Open The Gates

“For you have known the heart of the stranger….” (Exodus 23:9)

The picture above shows my mother, Regina Ohringer, mostly hidden by the man in the white suit in the middle. You can see on the right my Aunt Lottie. They were with their parents on the SS Flandre, a French ship that in May, 1939, along with the German ship, the St. Louis, was trying to bring its Jewish refugee passengers to freedom in Cuba. When Cuba changed its mind and would not let them disembark, the ship went to Miami Beach. President Roosevelt instructed the Coast Guard to block the ship from docking. My mother and her family were forced to return to France, where a few weeks later the Nazis overran the country. Fortunately, due to the combined efforts of generous Chicagoans like Grant Pick, Sr., Sam Block (of Jenner Block Law Firm), and William Paley (of CBS) my mother and her family were able to get to America in 1941 by Pan Am flying boat.

Because of this personal history I cannot stay silent when I see what is happening to legitimate refugees who are coming to America for the same reason my family and maybe yours arrived, so well captured by the Emma Lazarus poem on the Statue of Liberty. If we stop being a country that welcomes the poor, tired and frightened, then we no longer are serving our famous mission that President Reagan liked to call “the city on the hill”. Obviously we are required to protect ourselves from terror. But think of the countless Jewish refugees not allowed into America during the Holocaust because they might be Nazi spies. Think of the cruel American Japanese internment camps. Have we not matured as a country in 70 years?

When, in the 1970s, my mother was well established in this country she began taking me and my twin brother with her to furnish the homes for Russian Jews who were fleeing the USSR and being welcomed in the U.S. I know in her way she was trying to give back for the belated gift of being welcomed in this country. I hope all of us feel a debt to help others, just as we or our ancestors were helped.

My synagogue, Temple Sholom of Chicago, had planned to welcome a refugee family this spring. Our Sholom Justice group will be doing whatever they can to keep us ready for the time when we can enact our plan.
In the meantime, I cannot stand by and let our country sink into cruel xenophobia. We are better than that.

Included in the poem on the Statue of Liberty are these words: A mighty woman with a torch, whose flame is the imprisoned lightning. Imprisoned lightning? Perhaps this refers to the latent power in each of us to redeem the world though righteous acts of kindness for others.
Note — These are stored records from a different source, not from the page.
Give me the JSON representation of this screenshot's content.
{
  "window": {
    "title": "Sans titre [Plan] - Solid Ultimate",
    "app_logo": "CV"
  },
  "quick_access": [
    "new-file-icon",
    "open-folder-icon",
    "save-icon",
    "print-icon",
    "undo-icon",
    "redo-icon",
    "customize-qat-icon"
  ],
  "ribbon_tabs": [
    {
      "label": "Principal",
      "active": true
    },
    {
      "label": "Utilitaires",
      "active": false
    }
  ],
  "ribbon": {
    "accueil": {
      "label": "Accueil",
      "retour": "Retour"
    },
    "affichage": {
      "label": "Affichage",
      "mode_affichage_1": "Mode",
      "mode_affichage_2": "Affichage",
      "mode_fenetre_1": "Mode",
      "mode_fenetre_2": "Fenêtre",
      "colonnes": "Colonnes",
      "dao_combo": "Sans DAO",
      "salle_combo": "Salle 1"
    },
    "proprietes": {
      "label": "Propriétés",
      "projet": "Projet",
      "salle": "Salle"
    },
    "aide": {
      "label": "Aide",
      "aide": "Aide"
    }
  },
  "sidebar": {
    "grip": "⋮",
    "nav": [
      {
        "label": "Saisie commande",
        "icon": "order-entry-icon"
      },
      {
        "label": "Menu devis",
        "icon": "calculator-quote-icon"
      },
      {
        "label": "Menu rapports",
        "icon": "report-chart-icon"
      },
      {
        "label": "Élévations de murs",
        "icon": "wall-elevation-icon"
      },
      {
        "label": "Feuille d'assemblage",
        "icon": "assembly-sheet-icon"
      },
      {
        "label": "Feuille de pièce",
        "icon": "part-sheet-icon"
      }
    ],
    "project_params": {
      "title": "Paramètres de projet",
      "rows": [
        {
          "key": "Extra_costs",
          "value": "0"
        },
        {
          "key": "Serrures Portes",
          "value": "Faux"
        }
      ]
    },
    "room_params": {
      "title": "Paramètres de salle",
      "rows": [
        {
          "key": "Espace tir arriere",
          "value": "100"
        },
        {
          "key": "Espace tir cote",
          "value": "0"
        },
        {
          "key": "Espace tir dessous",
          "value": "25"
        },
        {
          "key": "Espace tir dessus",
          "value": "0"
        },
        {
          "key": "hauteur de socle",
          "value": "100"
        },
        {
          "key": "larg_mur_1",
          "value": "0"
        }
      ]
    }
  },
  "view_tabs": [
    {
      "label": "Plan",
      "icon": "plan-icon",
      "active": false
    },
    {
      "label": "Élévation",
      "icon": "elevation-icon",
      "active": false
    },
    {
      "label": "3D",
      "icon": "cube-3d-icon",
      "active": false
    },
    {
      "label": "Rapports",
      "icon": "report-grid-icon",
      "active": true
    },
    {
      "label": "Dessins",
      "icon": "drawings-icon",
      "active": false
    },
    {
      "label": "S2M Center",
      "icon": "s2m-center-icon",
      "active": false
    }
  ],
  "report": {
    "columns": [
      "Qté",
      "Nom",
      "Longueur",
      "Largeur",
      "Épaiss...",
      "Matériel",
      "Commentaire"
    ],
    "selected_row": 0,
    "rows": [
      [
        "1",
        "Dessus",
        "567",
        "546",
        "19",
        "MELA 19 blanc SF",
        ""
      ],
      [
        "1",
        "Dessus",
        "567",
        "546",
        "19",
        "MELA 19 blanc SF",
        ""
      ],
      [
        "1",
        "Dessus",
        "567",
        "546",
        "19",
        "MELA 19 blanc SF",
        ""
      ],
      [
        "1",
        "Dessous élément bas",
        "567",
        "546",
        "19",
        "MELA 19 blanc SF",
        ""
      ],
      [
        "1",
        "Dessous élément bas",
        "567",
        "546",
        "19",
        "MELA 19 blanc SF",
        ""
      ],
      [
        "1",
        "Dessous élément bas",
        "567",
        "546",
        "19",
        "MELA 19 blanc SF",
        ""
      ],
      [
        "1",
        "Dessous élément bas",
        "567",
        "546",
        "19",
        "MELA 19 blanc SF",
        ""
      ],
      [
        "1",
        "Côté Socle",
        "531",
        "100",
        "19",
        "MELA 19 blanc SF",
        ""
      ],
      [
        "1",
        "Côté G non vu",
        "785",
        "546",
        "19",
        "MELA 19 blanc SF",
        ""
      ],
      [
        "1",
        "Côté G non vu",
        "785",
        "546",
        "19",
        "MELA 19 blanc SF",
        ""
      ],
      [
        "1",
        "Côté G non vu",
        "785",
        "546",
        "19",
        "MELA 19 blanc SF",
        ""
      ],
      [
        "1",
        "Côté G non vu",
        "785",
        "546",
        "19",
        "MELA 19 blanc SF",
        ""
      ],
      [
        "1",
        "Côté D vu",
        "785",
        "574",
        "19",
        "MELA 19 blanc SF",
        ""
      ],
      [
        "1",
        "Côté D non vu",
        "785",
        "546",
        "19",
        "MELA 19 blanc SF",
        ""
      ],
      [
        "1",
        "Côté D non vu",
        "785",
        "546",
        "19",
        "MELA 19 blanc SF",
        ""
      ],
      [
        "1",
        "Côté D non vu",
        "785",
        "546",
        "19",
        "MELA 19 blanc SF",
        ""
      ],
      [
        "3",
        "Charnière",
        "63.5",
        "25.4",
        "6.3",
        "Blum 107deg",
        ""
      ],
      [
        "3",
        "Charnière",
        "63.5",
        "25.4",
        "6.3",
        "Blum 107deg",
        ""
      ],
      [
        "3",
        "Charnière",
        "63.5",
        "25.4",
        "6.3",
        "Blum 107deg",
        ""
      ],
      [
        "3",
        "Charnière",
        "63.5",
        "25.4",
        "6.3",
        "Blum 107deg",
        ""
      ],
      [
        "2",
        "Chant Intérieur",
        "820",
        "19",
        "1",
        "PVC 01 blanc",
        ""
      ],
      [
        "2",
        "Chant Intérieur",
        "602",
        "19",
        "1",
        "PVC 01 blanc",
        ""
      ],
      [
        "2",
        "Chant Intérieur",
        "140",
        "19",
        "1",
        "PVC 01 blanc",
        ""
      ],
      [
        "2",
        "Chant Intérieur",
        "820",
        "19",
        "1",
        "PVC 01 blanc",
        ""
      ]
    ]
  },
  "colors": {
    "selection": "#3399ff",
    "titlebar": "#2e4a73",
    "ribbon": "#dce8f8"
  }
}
If so I hope we find a way to release this lightning, through pressure on our government to open our gates to the needy and persecuted, and through welcoming the tired and poor, the huddled masses yearning to breathe free.

My mother has passed away but her voice is still strong. It says to me: “Take care of these people!”


This week the Jewish People read in the Torah about the enslavement of our ancestors.
The daily fare of the Jewish slaves in their Egyptian exile was cruel. What began as forced labor steadily degenerated into acts of unspeakable brutality and horror, leading to Pharaoh’s decree to murder all newborn male infants.
While the physical labor was backbreaking, the moral toll was similarly bitter. The family unit was shattered, wives separated from husbands, who were forced to remain at their work sites in faraway fields. The people were demoralized and depressed, stripped of any of their former dignity or self-respect. Under the daily terror of the slaver’s whip, it appeared that any good future was hopeless.

One group of slaves, however, did not give in – this group continued to hope. They preserved their human dignity; they continued to dream of a better life.
This group of slaves was the Jewish women.
“In the merit of the righteous women of that generation, our forefathers were redeemed from Egypt.” So says the ancient Jewish text, the Talmud.
The Talmud explains: After an exhausting day of excruciating labor, the women would polish their mirrors and use them to beautify themselves for their husbands.
At night, the women would sneak out to the men’s camps, bringing hot, nourishing food. They would heat water in the fields and bathe their husbands’ wounds.
The women spoke soft, soothing words. “Do not lose hope. We will not be slaves to these degenerates all our lives.”
Many women conceived during these visits, subsequently giving birth to the children who would ensure the continuity of the Jewish people.

How appropriate that we learn of these women in connection with this week’s Torah portion. As you know many thousands of women will be marching in Washington and elsewhere – including downtown Chicago – on this Shabbat. The reasons for the marching are many. The anger is real. But so is the hope that says we cannot give up on our country’s ability to find the right tone of civic discourse, to reach out to those who have been unlucky in life, to those whose fight each day is filled with despair and disillusionment.
Politics aside, the reality in our country these days cannot be ignored. There is much anger, argument, refusal to listen, and lack of respect. There is genuine inequality and needless suffering. But there is also hope that we can reorient our society based on mutual respect and that indescribable but genuine American spirit.
And so I ask that, whatever our mood or politics this weekend, we remember the ancient courage of Israelite women, who would not settle for a life of despair. Such courageous women saved us before and they can do so once again.
With sholom,
Rabbi Edwin Goldberg
PS Please join us for worship this Friday night, January 20, where the sermon will not be about the Inauguration.